A recent article on Sneakers News featured interviews with four collectors of Nikes. “Since Nike has a far-reaching assortment of models for various sports and styles with everything from mainstream genres like basketball and running to more obscure sub-brands like Nike ACG, collectors can get as general or specific as they want,” the article noted. Many collectors are drawn to renowned specialty categories like Air Jordans, LeBrons and Air Maxes.

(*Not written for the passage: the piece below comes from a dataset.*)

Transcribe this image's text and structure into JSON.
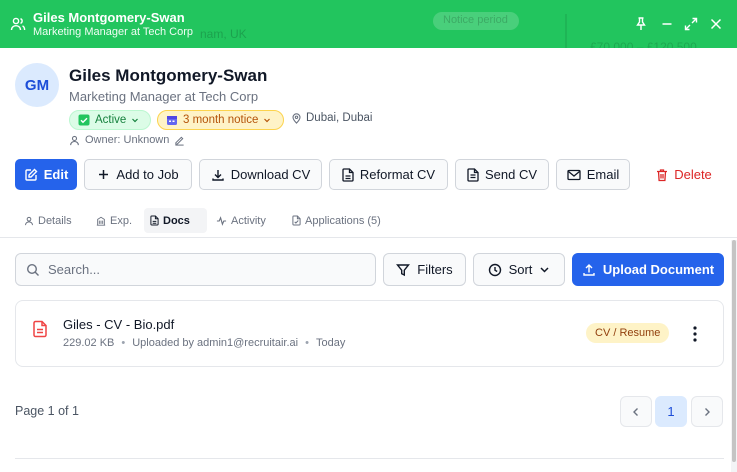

Bobbito Garcia, author of Where’d You Get Those? NYC’s Sneaker Culture: 1960-1987, has said sneaker culture has changed much from the early days. Buyers today have infinitely more choices than in the 1970s when there were only a few colors and most sneaker brands issued new models only once a year. Now, brands drop new models nearly every week.

This pair of game-worn Nike Air Jordans, circa 1990, gifted by Michael Jordan to Whitney Houston, sold for $16,000 + buyer’s premium in June 2016 at Heritage Auctions. Photo courtesy of Heritage Auctions and LiveAuctioneers

While basketball sneakers often bring the highest prices, led by Michael Jordan, whose branded sneakers dominate the top 10 prices on LiveAuctioneers, sneakers designed for soccer, skateboarding and other sports are also popular with collectors. For investment-grade collectors, sneakers associated with a particular athlete, and those worn in important games or tournaments, are especially desirable. And whether buying to wear or buying to buy, average collectors have plenty from which to choose. The coolest thing about sneakers, perhaps, is that the varieties are endless, so you’re sure to find a pair that reflects your own personal style and makes you feel like a superstar.